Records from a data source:
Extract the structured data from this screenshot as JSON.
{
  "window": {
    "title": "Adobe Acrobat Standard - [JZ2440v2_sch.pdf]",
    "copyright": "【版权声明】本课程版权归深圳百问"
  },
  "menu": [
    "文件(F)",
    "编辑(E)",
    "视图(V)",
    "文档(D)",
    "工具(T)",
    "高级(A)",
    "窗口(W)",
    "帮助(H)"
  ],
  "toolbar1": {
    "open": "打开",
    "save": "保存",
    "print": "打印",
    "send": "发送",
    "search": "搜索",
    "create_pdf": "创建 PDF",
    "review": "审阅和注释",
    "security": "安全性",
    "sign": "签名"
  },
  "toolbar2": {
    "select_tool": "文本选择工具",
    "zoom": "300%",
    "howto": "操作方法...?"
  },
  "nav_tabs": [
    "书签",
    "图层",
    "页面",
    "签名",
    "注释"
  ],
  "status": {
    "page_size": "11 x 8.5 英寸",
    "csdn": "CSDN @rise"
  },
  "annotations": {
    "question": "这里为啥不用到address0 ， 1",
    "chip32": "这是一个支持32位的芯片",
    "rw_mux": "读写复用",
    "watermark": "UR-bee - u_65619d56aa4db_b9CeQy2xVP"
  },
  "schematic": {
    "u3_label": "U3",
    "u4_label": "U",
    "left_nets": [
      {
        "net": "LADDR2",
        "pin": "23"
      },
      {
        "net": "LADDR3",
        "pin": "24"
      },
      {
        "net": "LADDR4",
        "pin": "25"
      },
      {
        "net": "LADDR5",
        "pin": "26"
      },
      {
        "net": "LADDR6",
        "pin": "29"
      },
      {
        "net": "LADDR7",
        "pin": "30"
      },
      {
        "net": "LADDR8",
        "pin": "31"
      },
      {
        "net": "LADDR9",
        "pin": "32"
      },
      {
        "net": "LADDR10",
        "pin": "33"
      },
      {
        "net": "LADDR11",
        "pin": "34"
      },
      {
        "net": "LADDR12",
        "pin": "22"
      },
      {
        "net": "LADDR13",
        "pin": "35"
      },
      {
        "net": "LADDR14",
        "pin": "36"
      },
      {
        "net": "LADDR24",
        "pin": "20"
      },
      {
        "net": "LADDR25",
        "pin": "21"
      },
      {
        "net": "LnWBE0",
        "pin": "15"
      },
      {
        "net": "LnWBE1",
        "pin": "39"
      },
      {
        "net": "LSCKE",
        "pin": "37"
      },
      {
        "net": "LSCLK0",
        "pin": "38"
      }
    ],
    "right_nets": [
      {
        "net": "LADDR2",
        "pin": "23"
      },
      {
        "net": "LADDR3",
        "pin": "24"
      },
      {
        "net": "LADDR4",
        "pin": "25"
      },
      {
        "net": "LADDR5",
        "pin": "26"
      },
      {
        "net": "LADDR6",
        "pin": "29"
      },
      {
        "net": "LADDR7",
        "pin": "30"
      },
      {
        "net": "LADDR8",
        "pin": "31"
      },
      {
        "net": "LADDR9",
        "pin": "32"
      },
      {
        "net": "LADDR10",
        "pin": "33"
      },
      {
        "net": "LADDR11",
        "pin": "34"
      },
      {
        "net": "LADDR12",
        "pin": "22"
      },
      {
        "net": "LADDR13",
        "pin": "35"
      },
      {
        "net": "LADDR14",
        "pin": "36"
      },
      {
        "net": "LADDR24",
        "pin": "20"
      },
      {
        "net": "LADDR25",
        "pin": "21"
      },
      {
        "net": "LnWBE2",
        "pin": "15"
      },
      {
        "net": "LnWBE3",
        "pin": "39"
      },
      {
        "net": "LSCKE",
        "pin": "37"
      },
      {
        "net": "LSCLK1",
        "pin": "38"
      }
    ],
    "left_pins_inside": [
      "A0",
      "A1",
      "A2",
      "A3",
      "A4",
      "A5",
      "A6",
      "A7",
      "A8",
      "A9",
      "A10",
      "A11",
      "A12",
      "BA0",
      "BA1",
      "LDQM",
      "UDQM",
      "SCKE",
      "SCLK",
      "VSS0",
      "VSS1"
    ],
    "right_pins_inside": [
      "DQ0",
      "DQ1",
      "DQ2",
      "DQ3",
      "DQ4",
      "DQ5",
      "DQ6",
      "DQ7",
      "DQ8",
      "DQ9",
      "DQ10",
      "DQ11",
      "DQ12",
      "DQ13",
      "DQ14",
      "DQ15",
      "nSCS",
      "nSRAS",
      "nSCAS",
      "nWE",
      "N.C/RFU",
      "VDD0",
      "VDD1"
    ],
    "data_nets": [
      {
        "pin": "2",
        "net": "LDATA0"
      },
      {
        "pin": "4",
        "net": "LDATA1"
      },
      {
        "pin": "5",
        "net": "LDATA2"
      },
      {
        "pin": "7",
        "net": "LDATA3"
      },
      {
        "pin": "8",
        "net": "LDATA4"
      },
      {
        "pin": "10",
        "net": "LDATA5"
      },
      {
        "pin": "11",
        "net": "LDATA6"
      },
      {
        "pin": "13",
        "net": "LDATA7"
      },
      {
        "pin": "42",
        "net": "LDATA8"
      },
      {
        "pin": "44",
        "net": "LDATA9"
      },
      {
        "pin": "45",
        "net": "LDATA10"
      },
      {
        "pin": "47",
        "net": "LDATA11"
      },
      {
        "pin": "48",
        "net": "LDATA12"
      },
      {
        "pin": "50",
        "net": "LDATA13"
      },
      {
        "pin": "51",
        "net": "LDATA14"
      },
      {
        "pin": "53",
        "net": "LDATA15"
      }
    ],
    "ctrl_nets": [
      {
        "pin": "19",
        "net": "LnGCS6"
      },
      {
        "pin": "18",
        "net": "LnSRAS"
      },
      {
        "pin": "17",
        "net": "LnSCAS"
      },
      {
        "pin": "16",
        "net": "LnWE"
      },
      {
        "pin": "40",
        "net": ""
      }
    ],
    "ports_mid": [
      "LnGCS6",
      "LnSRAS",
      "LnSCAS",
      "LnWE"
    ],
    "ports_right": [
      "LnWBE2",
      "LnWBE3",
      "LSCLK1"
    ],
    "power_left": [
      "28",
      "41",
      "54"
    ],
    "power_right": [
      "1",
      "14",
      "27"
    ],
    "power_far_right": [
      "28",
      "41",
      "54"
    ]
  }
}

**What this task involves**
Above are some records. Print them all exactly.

**Finished task**
Extract the structured data from this screenshot as JSON.
{
  "window": {
    "title": "Adobe Acrobat Standard - [JZ2440v2_sch.pdf]",
    "copyright": "【版权声明】本课程版权归深圳百问"
  },
  "menu": [
    "文件(F)",
    "编辑(E)",
    "视图(V)",
    "文档(D)",
    "工具(T)",
    "高级(A)",
    "窗口(W)",
    "帮助(H)"
  ],
  "toolbar1": {
    "open": "打开",
    "save": "保存",
    "print": "打印",
    "send": "发送",
    "search": "搜索",
    "create_pdf": "创建 PDF",
    "review": "审阅和注释",
    "security": "安全性",
    "sign": "签名"
  },
  "toolbar2": {
    "select_tool": "文本选择工具",
    "zoom": "300%",
    "howto": "操作方法...?"
  },
  "nav_tabs": [
    "书签",
    "图层",
    "页面",
    "签名",
    "注释"
  ],
  "status": {
    "page_size": "11 x 8.5 英寸",
    "csdn": "CSDN @rise"
  },
  "annotations": {
    "question": "这里为啥不用到address0 ， 1",
    "chip32": "这是一个支持32位的芯片",
    "rw_mux": "读写复用",
    "watermark": "UR-bee - u_65619d56aa4db_b9CeQy2xVP"
  },
  "schematic": {
    "u3_label": "U3",
    "u4_label": "U",
    "left_nets": [
      {
        "net": "LADDR2",
        "pin": "23"
      },
      {
        "net": "LADDR3",
        "pin": "24"
      },
      {
        "net": "LADDR4",
        "pin": "25"
      },
      {
        "net": "LADDR5",
        "pin": "26"
      },
      {
        "net": "LADDR6",
        "pin": "29"
      },
      {
        "net": "LADDR7",
        "pin": "30"
      },
      {
        "net": "LADDR8",
        "pin": "31"
      },
      {
        "net": "LADDR9",
        "pin": "32"
      },
      {
        "net": "LADDR10",
        "pin": "33"
      },
      {
        "net": "LADDR11",
        "pin": "34"
      },
      {
        "net": "LADDR12",
        "pin": "22"
      },
      {
        "net": "LADDR13",
        "pin": "35"
      },
      {
        "net": "LADDR14",
        "pin": "36"
      },
      {
        "net": "LADDR24",
        "pin": "20"
      },
      {
        "net": "LADDR25",
        "pin": "21"
      },
      {
        "net": "LnWBE0",
        "pin": "15"
      },
      {
        "net": "LnWBE1",
        "pin": "39"
      },
      {
        "net": "LSCKE",
        "pin": "37"
      },
      {
        "net": "LSCLK0",
        "pin": "38"
      }
    ],
    "right_nets": [
      {
        "net": "LADDR2",
        "pin": "23"
      },
      {
        "net": "LADDR3",
        "pin": "24"
      },
      {
        "net": "LADDR4",
        "pin": "25"
      },
      {
        "net": "LADDR5",
        "pin": "26"
      },
      {
        "net": "LADDR6",
        "pin": "29"
      },
      {
        "net": "LADDR7",
        "pin": "30"
      },
      {
        "net": "LADDR8",
        "pin": "31"
      },
      {
        "net": "LADDR9",
        "pin": "32"
      },
      {
        "net": "LADDR10",
        "pin": "33"
      },
      {
        "net": "LADDR11",
        "pin": "34"
      },
      {
        "net": "LADDR12",
        "pin": "22"
      },
      {
        "net": "LADDR13",
        "pin": "35"
      },
      {
        "net": "LADDR14",
        "pin": "36"
      },
      {
        "net": "LADDR24",
        "pin": "20"
      },
      {
        "net": "LADDR25",
        "pin": "21"
      },
      {
        "net": "LnWBE2",
        "pin": "15"
      },
      {
        "net": "LnWBE3",
        "pin": "39"
      },
      {
        "net": "LSCKE",
        "pin": "37"
      },
      {
        "net": "LSCLK1",
        "pin": "38"
      }
    ],
    "left_pins_inside": [
      "A0",
      "A1",
      "A2",
      "A3",
      "A4",
      "A5",
      "A6",
      "A7",
      "A8",
      "A9",
      "A10",
      "A11",
      "A12",
      "BA0",
      "BA1",
      "LDQM",
      "UDQM",
      "SCKE",
      "SCLK",
      "VSS0",
      "VSS1"
    ],
    "right_pins_inside": [
      "DQ0",
      "DQ1",
      "DQ2",
      "DQ3",
      "DQ4",
      "DQ5",
      "DQ6",
      "DQ7",
      "DQ8",
      "DQ9",
      "DQ10",
      "DQ11",
      "DQ12",
      "DQ13",
      "DQ14",
      "DQ15",
      "nSCS",
      "nSRAS",
      "nSCAS",
      "nWE",
      "N.C/RFU",
      "VDD0",
      "VDD1"
    ],
    "data_nets": [
      {
        "pin": "2",
        "net": "LDATA0"
      },
      {
        "pin": "4",
        "net": "LDATA1"
      },
      {
        "pin": "5",
        "net": "LDATA2"
      },
      {
        "pin": "7",
        "net": "LDATA3"
      },
      {
        "pin": "8",
        "net": "LDATA4"
      },
      {
        "pin": "10",
        "net": "LDATA5"
      },
      {
        "pin": "11",
        "net": "LDATA6"
      },
      {
        "pin": "13",
        "net": "LDATA7"
      },
      {
        "pin": "42",
        "net": "LDATA8"
      },
      {
        "pin": "44",
        "net": "LDATA9"
      },
      {
        "pin": "45",
        "net": "LDATA10"
      },
      {
        "pin": "47",
        "net": "LDATA11"
      },
      {
        "pin": "48",
        "net": "LDATA12"
      },
      {
        "pin": "50",
        "net": "LDATA13"
      },
      {
        "pin": "51",
        "net": "LDATA14"
      },
      {
        "pin": "53",
        "net": "LDATA15"
      }
    ],
    "ctrl_nets": [
      {
        "pin": "19",
        "net": "LnGCS6"
      },
      {
        "pin": "18",
        "net": "LnSRAS"
      },
      {
        "pin": "17",
        "net": "LnSCAS"
      },
      {
        "pin": "16",
        "net": "LnWE"
      },
      {
        "pin": "40",
        "net": ""
      }
    ],
    "ports_mid": [
      "LnGCS6",
      "LnSRAS",
      "LnSCAS",
      "LnWE"
    ],
    "ports_right": [
      "LnWBE2",
      "LnWBE3",
      "LSCLK1"
    ],
    "power_left": [
      "28",
      "41",
      "54"
    ],
    "power_right": [
      "1",
      "14",
      "27"
    ],
    "power_far_right": [
      "28",
      "41",
      "54"
    ]
  }
}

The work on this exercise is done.